**WHAT IS EXPECTED**
Determine how many lines in the listing hold "Left" and give only that number.

**DATA EXTRACT**
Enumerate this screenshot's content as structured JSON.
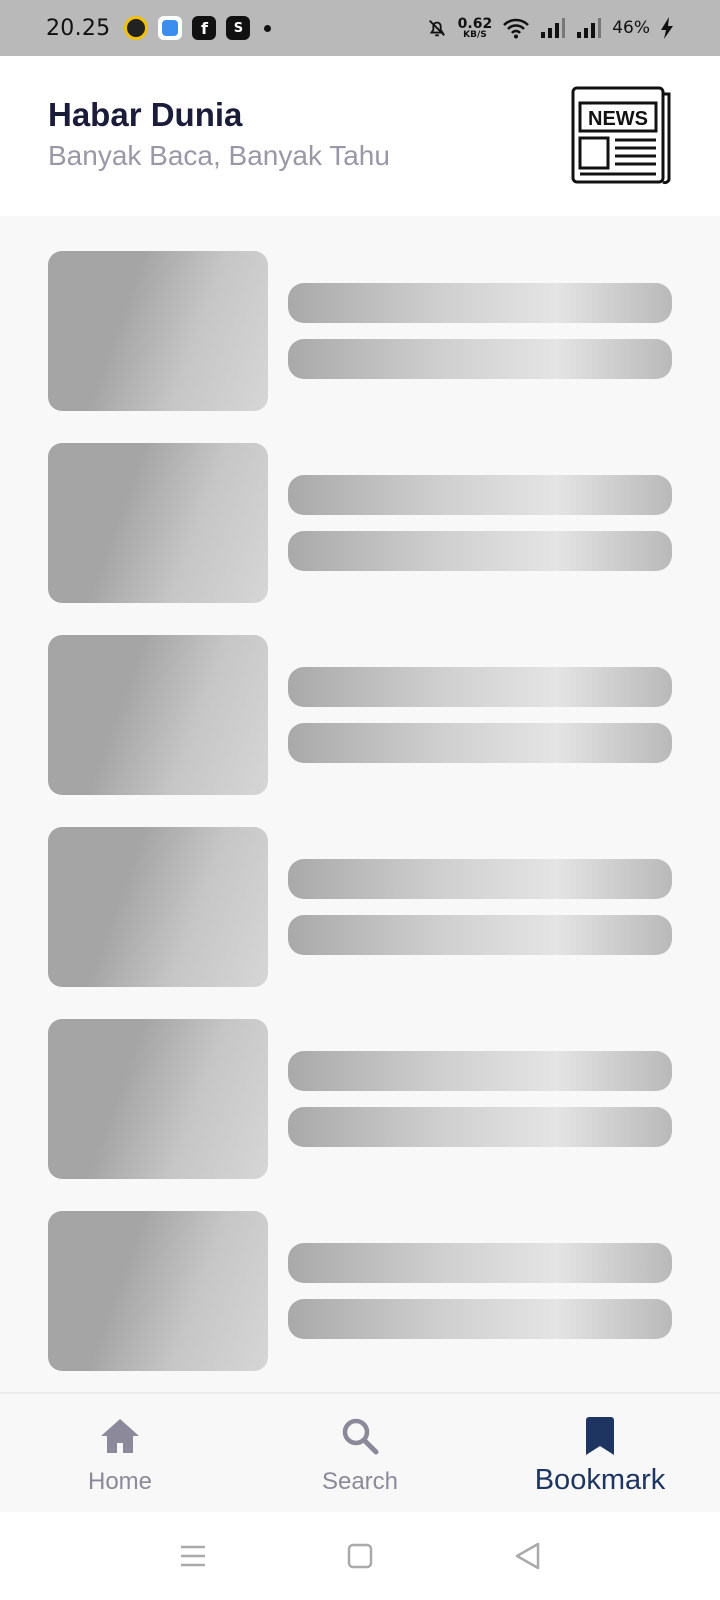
{
  "status_bar": {
    "time": "20.25",
    "net_speed_value": "0.62",
    "net_speed_unit": "KB/S",
    "battery": "46%"
  },
  "header": {
    "title": "Habar Dunia",
    "subtitle": "Banyak Baca, Banyak Tahu",
    "logo_text": "NEWS"
  },
  "list": {
    "loading_items": 6,
    "state": "loading-skeleton"
  },
  "bottom_nav": {
    "items": [
      {
        "label": "Home",
        "icon": "home-icon",
        "active": false
      },
      {
        "label": "Search",
        "icon": "search-icon",
        "active": false
      },
      {
        "label": "Bookmark",
        "icon": "bookmark-icon",
        "active": true
      }
    ]
  },
  "colors": {
    "title": "#1b1b3a",
    "subtitle": "#9a98a6",
    "nav_inactive": "#8c8a9a",
    "nav_active": "#1d3560",
    "skeleton": "#a5a5a5"
  }
}
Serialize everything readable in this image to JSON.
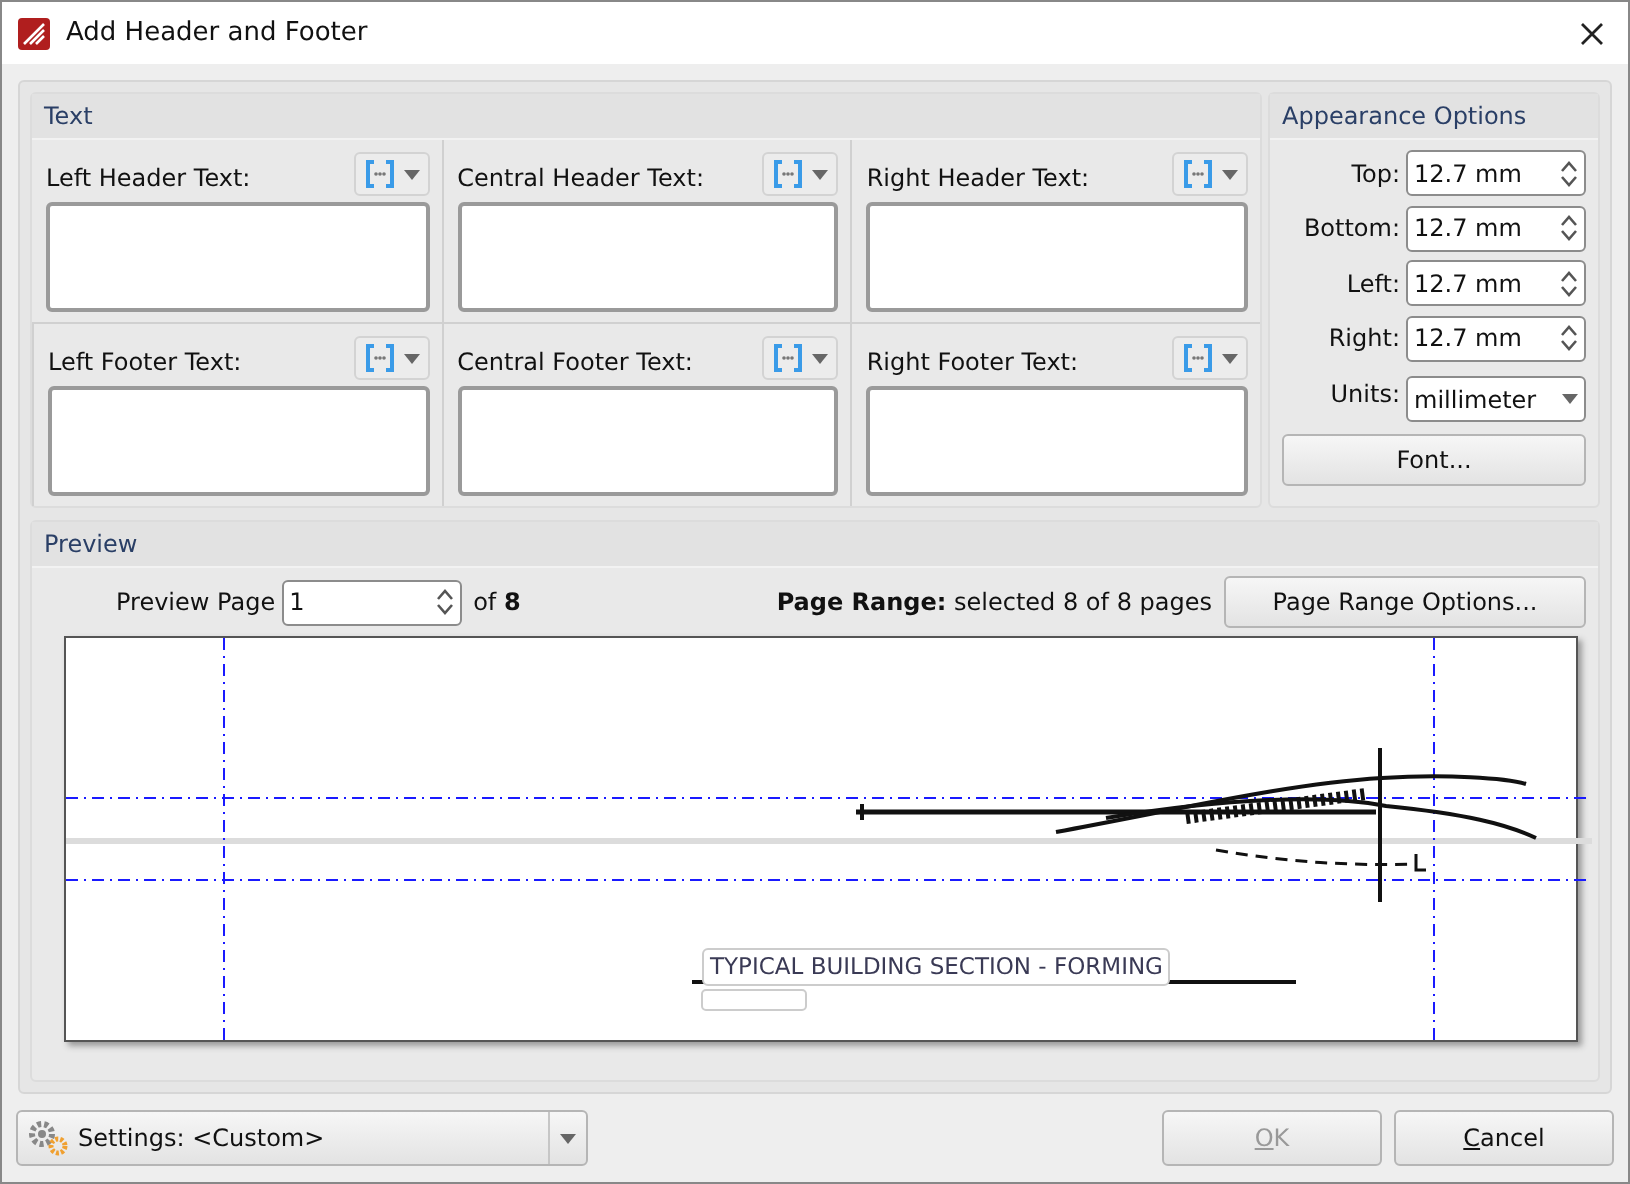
{
  "window": {
    "title": "Add Header and Footer"
  },
  "text_group": {
    "title": "Text",
    "cells": [
      {
        "label": "Left Header Text:"
      },
      {
        "label": "Central Header Text:"
      },
      {
        "label": "Right Header Text:"
      },
      {
        "label": "Left Footer Text:"
      },
      {
        "label": "Central Footer Text:"
      },
      {
        "label": "Right Footer Text:"
      }
    ]
  },
  "appearance": {
    "title": "Appearance Options",
    "fields": [
      {
        "kind": "spin",
        "label": "Top:",
        "value": "12.7 mm"
      },
      {
        "kind": "spin",
        "label": "Bottom:",
        "value": "12.7 mm"
      },
      {
        "kind": "spin",
        "label": "Left:",
        "value": "12.7 mm"
      },
      {
        "kind": "spin",
        "label": "Right:",
        "value": "12.7 mm"
      },
      {
        "kind": "select",
        "label": "Units:",
        "value": "millimeter"
      }
    ],
    "font_button": "Font..."
  },
  "preview": {
    "title": "Preview",
    "page_label": "Preview Page",
    "page_value": "1",
    "of_text": "of **8**",
    "page_range": "**Page Range:** selected 8 of 8 pages",
    "range_button": "Page Range Options...",
    "document_caption": "TYPICAL BUILDING SECTION - FORMING"
  },
  "footer": {
    "settings_label": "Settings:",
    "settings_value": "<Custom>",
    "buttons": [
      {
        "label": "OK",
        "disabled": true
      },
      {
        "label": "Cancel",
        "disabled": false
      }
    ]
  }
}
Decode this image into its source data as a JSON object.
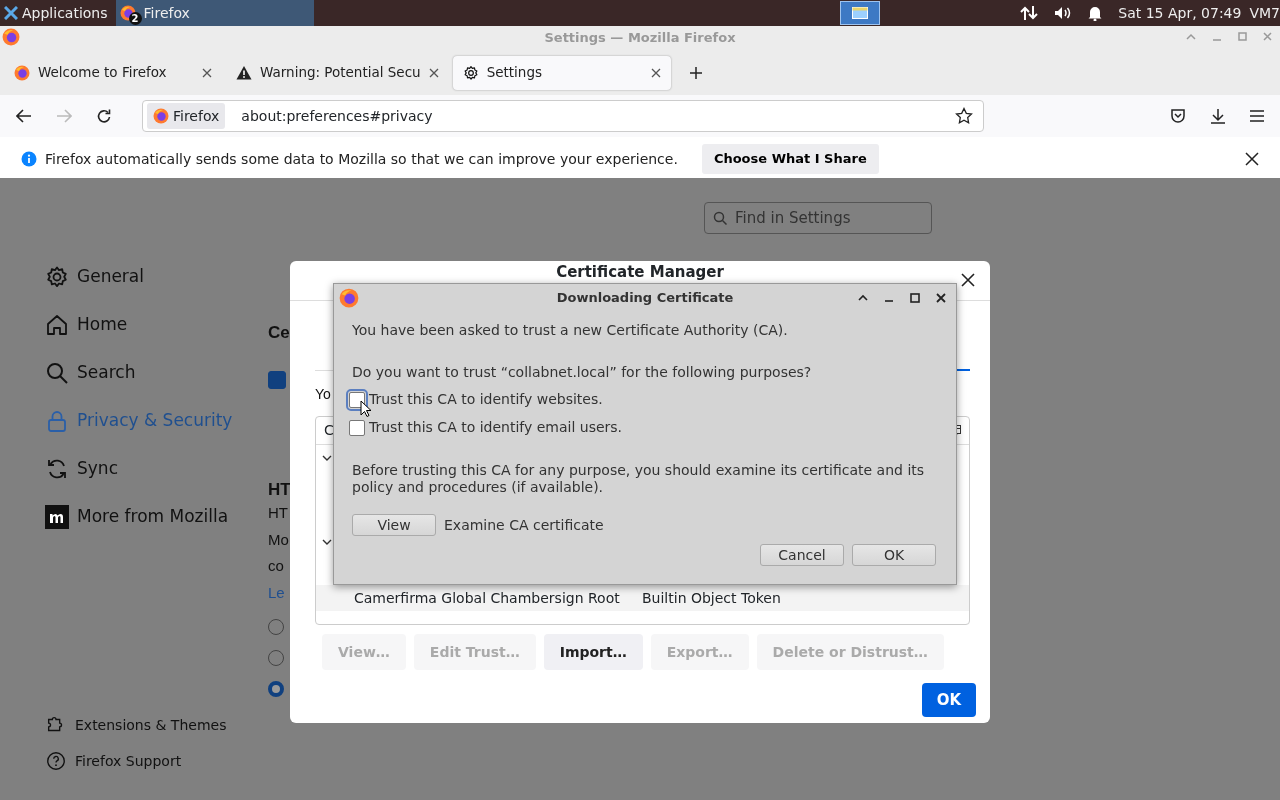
{
  "taskbar": {
    "menu": "Applications",
    "task": {
      "label": "Firefox",
      "badge": "2"
    },
    "clock": "Sat 15 Apr, 07:49",
    "user": "VM7"
  },
  "window": {
    "title": "Settings — Mozilla Firefox"
  },
  "tabs": [
    {
      "label": "Welcome to Firefox",
      "kind": "firefox",
      "selected": false
    },
    {
      "label": "Warning: Potential Secu",
      "kind": "warning",
      "selected": false
    },
    {
      "label": "Settings",
      "kind": "gear",
      "selected": true
    }
  ],
  "address": {
    "identity": "Firefox",
    "url": "about:preferences#privacy"
  },
  "notification": {
    "message": "Firefox automatically sends some data to Mozilla so that we can improve your experience.",
    "button": "Choose What I Share"
  },
  "search": {
    "placeholder": "Find in Settings"
  },
  "sidebar": {
    "items": [
      {
        "label": "General",
        "selected": false
      },
      {
        "label": "Home",
        "selected": false
      },
      {
        "label": "Search",
        "selected": false
      },
      {
        "label": "Privacy & Security",
        "selected": true
      },
      {
        "label": "Sync",
        "selected": false
      },
      {
        "label": "More from Mozilla",
        "selected": false
      }
    ],
    "footer": [
      {
        "label": "Extensions & Themes"
      },
      {
        "label": "Firefox Support"
      }
    ]
  },
  "page_behind": {
    "heading_1": "Ce",
    "checkbox": {
      "checked": true
    },
    "heading_2": "HT",
    "lines": [
      "HT",
      "Mo",
      "co"
    ],
    "link": "Le",
    "radios": [
      {
        "selected": false
      },
      {
        "selected": false
      },
      {
        "selected": true
      }
    ]
  },
  "certificate_manager": {
    "title": "Certificate Manager",
    "intro": "Yo",
    "column_1": "C",
    "rows": [
      {
        "kind": "group"
      },
      {
        "kind": "group"
      },
      {
        "kind": "cert",
        "name": "Camerfirma Global Chambersign Root",
        "device": "Builtin Object Token"
      }
    ],
    "buttons": [
      {
        "label": "View…",
        "disabled": true
      },
      {
        "label": "Edit Trust…",
        "disabled": true
      },
      {
        "label": "Import…",
        "disabled": false
      },
      {
        "label": "Export…",
        "disabled": true
      },
      {
        "label": "Delete or Distrust…",
        "disabled": true
      }
    ],
    "ok": "OK"
  },
  "download_dialog": {
    "title": "Downloading Certificate",
    "intro": "You have been asked to trust a new Certificate Authority (CA).",
    "question": "Do you want to trust “collabnet.local” for the following purposes?",
    "options": [
      {
        "label": "Trust this CA to identify websites.",
        "checked": false,
        "focused": true
      },
      {
        "label": "Trust this CA to identify email users.",
        "checked": false,
        "focused": false
      }
    ],
    "note": "Before trusting this CA for any purpose, you should examine its certificate and its policy and procedures (if available).",
    "view_button": "View",
    "view_caption": "Examine CA certificate",
    "cancel": "Cancel",
    "ok": "OK"
  }
}
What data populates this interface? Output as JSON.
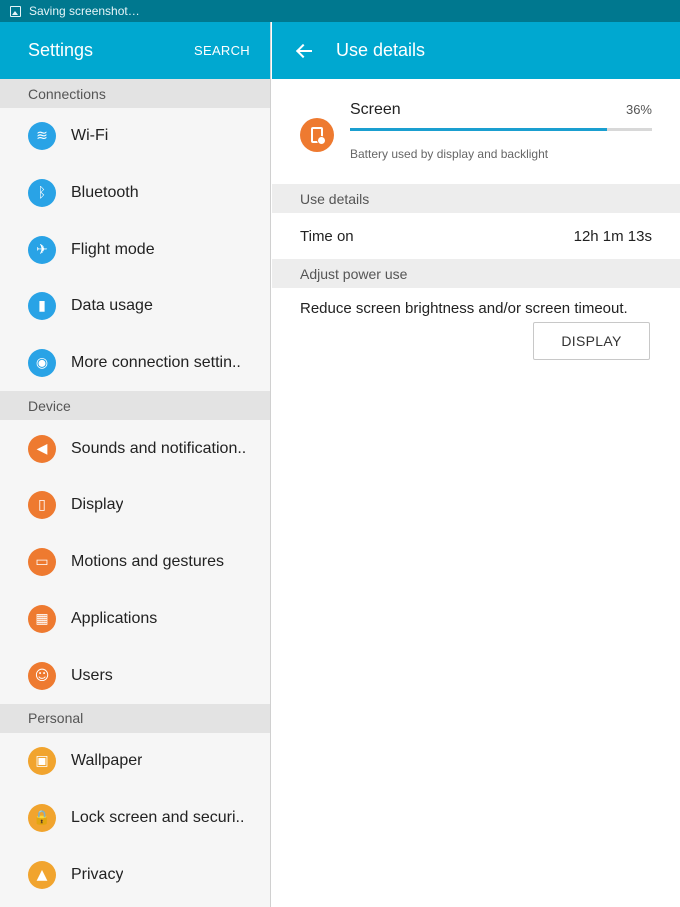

**EXERCISE OUTPUT**
3